What to produce – Filter these entries, keeping only lines that hold the word "true".

BEGIN Data records

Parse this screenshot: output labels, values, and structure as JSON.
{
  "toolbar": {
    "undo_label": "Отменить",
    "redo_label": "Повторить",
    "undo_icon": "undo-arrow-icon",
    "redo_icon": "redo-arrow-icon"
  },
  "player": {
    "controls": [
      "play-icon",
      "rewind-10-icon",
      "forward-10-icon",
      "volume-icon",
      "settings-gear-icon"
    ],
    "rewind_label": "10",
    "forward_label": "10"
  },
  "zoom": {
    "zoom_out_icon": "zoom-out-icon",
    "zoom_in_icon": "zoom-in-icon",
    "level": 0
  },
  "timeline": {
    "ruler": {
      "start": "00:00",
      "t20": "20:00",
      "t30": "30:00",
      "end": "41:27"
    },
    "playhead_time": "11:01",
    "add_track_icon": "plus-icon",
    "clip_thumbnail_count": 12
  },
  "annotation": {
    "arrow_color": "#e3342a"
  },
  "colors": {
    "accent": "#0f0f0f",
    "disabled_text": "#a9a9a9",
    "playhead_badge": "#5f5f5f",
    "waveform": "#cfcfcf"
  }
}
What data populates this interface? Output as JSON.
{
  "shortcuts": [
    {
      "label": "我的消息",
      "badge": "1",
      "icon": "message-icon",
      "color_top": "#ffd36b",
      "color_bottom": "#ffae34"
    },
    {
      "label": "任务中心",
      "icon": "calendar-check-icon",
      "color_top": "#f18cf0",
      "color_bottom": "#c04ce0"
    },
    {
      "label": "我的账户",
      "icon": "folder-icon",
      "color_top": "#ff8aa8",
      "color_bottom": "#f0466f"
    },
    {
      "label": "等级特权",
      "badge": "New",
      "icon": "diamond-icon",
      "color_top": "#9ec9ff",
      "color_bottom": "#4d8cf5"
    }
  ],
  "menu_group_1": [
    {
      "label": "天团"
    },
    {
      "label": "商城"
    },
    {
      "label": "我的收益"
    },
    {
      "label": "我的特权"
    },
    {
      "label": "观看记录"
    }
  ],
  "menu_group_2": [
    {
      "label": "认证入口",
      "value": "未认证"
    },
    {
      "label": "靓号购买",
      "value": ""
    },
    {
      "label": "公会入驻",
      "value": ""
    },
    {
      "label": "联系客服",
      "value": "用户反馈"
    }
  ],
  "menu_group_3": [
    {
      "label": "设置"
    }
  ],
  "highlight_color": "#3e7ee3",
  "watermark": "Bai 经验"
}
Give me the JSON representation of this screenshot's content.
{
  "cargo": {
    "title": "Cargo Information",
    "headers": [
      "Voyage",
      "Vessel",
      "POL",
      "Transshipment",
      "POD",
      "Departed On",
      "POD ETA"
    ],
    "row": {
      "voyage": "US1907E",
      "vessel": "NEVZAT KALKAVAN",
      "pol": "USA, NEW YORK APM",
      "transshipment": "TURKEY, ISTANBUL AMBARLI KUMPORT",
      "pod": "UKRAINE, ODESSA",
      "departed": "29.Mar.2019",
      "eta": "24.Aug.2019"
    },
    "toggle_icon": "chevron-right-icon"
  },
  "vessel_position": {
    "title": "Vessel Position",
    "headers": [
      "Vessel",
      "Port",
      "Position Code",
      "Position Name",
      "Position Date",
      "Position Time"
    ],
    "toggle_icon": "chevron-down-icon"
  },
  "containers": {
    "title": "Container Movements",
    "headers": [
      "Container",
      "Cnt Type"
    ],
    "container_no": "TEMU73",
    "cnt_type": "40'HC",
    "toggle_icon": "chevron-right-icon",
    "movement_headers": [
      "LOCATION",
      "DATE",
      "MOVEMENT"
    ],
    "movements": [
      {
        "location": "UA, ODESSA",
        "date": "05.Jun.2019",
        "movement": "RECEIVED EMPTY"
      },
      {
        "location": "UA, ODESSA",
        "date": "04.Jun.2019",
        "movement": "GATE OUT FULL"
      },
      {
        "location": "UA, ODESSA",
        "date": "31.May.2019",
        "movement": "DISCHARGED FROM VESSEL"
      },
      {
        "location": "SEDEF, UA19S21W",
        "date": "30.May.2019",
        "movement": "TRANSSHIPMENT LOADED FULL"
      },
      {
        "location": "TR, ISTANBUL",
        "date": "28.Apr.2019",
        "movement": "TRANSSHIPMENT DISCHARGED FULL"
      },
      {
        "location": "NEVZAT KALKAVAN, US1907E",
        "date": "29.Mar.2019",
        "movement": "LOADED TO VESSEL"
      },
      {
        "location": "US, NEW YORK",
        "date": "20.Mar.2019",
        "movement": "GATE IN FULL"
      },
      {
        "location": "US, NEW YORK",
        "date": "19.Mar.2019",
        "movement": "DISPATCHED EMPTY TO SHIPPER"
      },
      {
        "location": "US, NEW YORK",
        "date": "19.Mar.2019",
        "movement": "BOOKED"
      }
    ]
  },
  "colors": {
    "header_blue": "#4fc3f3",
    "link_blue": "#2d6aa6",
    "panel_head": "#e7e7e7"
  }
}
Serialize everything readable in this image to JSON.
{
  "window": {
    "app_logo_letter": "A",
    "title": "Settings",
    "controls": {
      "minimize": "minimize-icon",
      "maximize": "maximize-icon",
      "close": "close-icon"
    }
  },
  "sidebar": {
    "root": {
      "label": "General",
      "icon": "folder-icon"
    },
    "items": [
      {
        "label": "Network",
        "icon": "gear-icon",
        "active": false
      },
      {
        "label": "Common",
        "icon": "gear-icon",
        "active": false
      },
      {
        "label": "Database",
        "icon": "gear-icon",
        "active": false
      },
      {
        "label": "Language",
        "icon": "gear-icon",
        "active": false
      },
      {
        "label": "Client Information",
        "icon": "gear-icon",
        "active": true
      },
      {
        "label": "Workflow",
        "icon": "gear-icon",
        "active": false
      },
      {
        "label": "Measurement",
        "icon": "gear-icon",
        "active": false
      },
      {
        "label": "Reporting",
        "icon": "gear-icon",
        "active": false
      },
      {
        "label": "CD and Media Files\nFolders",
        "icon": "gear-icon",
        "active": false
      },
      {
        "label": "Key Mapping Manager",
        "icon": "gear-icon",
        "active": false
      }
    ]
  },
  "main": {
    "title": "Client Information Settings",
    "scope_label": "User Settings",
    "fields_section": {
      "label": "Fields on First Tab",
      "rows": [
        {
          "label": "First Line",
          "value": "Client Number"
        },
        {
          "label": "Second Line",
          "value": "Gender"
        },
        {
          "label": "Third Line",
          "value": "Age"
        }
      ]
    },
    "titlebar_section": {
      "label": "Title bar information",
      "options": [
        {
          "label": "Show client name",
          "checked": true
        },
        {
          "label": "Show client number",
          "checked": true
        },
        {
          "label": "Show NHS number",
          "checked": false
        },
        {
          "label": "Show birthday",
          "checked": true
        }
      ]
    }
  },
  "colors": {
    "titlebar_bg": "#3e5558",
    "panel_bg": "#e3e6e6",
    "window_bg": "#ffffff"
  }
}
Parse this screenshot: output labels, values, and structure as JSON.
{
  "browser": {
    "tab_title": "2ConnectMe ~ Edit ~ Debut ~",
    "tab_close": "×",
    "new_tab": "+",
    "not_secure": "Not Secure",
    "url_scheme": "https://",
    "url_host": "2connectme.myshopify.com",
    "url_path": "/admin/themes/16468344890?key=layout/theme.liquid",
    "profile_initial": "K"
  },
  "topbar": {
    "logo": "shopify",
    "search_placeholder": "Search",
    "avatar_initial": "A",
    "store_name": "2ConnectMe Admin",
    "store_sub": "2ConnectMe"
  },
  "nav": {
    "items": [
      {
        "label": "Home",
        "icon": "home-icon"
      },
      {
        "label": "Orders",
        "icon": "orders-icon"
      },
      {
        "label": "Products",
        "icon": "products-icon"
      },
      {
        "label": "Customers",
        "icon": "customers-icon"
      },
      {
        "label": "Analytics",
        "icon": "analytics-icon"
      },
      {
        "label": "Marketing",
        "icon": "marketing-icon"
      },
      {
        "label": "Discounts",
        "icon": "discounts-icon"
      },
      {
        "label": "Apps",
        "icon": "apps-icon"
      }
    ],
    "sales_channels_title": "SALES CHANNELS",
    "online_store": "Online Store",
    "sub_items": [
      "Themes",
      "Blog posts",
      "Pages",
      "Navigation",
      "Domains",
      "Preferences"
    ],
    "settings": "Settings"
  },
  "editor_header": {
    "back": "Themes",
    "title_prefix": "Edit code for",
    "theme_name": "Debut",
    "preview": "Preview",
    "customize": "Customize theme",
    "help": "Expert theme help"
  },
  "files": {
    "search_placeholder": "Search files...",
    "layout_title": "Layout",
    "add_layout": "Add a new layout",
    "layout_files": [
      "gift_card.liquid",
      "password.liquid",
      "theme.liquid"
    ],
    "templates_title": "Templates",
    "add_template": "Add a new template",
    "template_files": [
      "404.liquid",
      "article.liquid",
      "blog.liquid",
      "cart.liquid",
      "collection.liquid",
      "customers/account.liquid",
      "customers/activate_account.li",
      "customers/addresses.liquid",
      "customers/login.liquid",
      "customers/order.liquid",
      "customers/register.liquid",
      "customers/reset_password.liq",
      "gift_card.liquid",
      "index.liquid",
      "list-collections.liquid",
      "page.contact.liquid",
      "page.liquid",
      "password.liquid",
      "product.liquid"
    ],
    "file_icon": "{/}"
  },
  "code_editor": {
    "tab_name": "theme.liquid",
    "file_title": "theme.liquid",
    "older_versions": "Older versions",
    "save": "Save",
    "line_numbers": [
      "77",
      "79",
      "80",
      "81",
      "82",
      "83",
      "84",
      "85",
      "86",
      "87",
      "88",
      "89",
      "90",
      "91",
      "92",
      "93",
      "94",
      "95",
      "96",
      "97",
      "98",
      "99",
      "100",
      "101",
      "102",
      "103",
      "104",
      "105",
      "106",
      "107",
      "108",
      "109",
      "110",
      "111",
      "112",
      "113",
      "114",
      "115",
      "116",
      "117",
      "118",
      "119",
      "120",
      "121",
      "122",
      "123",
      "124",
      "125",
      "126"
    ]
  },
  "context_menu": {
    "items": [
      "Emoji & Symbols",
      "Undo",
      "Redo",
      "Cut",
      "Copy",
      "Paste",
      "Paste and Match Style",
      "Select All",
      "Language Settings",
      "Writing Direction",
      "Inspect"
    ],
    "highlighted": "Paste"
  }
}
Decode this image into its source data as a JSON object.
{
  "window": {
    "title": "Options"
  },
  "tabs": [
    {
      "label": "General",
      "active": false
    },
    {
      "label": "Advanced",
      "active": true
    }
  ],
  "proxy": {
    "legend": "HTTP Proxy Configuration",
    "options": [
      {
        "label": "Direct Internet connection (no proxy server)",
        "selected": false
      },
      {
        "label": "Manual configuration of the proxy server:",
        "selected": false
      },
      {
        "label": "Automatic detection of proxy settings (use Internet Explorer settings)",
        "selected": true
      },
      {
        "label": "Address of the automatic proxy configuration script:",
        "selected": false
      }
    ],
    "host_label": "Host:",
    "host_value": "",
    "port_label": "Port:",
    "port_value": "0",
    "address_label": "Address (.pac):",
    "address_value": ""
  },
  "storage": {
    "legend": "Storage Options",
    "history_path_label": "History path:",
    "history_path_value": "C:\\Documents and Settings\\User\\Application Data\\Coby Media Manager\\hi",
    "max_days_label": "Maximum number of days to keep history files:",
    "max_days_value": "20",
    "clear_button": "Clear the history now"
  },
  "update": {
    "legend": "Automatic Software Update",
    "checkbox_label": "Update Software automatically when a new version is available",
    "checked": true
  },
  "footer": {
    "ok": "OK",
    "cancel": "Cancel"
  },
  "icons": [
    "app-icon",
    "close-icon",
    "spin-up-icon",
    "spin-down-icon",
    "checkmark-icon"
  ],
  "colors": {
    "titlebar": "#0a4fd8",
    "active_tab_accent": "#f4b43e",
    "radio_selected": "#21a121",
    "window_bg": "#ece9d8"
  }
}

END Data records

Answer to this task –
        "active": true
          "checked": true
          "checked": true
          "checked": true
      "active": true
        "selected": true
    "checked": true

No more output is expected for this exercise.